This was the message from Action for Global Health’s annual policy conference this week in London, UK.
Delegates from government, civil society in Europe, the UK and Africa, and agencies like the Global Fund to Fight AIDS, Tuberculosis and Malaria, and the Bill and Melinda Gates Foundation discussed what could be done to get governments to meet their pledges to achieve the health Millennium development Goals (MDGs), which are hugely off track.
Ten years ago the world’s governments committed to reduce child mortality, improve maternal health and combat HIV/AIDS, TB and malaria. Yet a child born in a developing country is still over 13 times more likely to die within their first five years; between 8-10 women die in childbirth every 10 minutes and for every two people who start on HIV treatment, five others become newly infected with HIV.
The conference has come at an important moment, as in September governments will gather to assess the progress they have made in all the MDGs at the UN MDG Review Summit in New York.
Integration, integration, integration
Leonard Okello, Programme Director of Alliance Uganda, spoke about the need to end the ‘projectisation’ of health and development and emphasised that health isn’t a three year project that can be put into separate boxes. Integrating our response to health is much more effective and it’s unlikely the MDGs will be achieved if the issues remain individually packaged. Now is the time to look at more effective integration.
This issue was also raised by the distinguished delegates from Nigeria, Ethiopia and Uganda, including His Excellency Ambassador Berhanu Kebede, Ethiopian Ambassador to the UK and Hon Saudatu Sani, MP who is Chair of the Network of African Parliamentarians on MDGs. They also spoke of the struggle they experience due to the lack of healthcare workers. Retaining and training staff remains deeply problematic.
Dr Isabelle de Zoysa from the World Health Organisation (WHO) called for a continuum of care particularly for maternal health. She reiterated the need for one national plan, one funding mechanism and one monitoring and evaluation process as being a more effective way to achieve results.
Abolish user fees
Chief Executive of Interact and Plan UK, Marie Staunton, who opened the conference called for user fees to be abolished by governments but emphasised that they must be supported in that process. She highlighted that the role of communities to provide solutions to health challenges is of significant importance in order to help meet the health MDGs. Increasing the awareness and demand for communities to access services and hold governments to account is critical.
Making the money work
Jenny Amery from DFID set out the UK government’s key priorities of transparency, being results focused, innovation in the way partners and donors work and obtaining value for money. The need for efficiency was echoed by Joe Cerrell from the Gates Foundation.
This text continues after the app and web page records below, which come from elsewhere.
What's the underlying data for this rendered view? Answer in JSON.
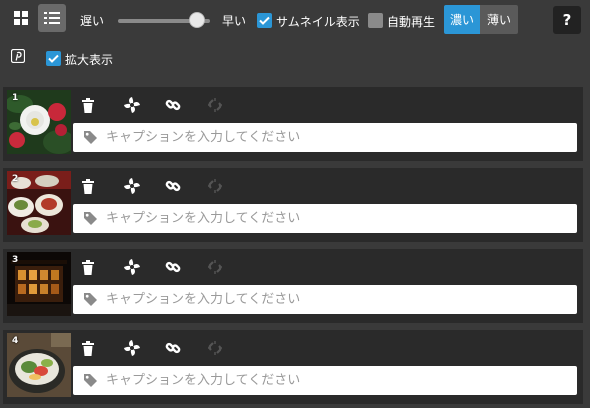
{
  "toolbar": {
    "speed_slow": "遅い",
    "speed_fast": "早い",
    "thumbnail_label": "サムネイル表示",
    "thumbnail_checked": true,
    "autoplay_label": "自動再生",
    "autoplay_checked": false,
    "theme_dark": "濃い",
    "theme_light": "薄い",
    "help_label": "?",
    "speed_value": 0.86
  },
  "second_row": {
    "zoom_label": "拡大表示",
    "zoom_checked": true
  },
  "items": [
    {
      "num": "1",
      "placeholder": "キャプションを入力してください"
    },
    {
      "num": "2",
      "placeholder": "キャプションを入力してください"
    },
    {
      "num": "3",
      "placeholder": "キャプションを入力してください"
    },
    {
      "num": "4",
      "placeholder": "キャプションを入力してください"
    }
  ],
  "colors": {
    "accent": "#2b96d6",
    "background": "#3a3a3a",
    "row_background": "#2a2a2a"
  }
}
Sufficient funding regularly comes up in health discussions but at a time of economic austerity it becomes even more challenging to find funds. Richard Manning who is Vice Chair of Replenishment from the Global Fund, highlighted that the funding shortfalls for the Global Fund will have devastating consequences and that innovative financing may be one way of raising the money. This was echoed by Alvaro Bermejo, the Alliance’s Executive Director who called for more pressure on governments to introduce taxes on the financial sector so they pay their fair share for the financial mess they caused, which is resulting in less money being available to meet the health MDG’s. Options include a Financial Transaction Tax, whilst the IMF have recently recommended a new Financial Activities Tax .
Listen to communities
The conference ended with a powerful request from Alvaro to respect citizenship, to listen to what patients from the community want in developing country contexts and to respect that desire for better healthcare.
Ultimately, the ability to achieve the MDGs should come from communities themselves and we should be more accountable to them.
Health isn't a three year project that can be put into boxes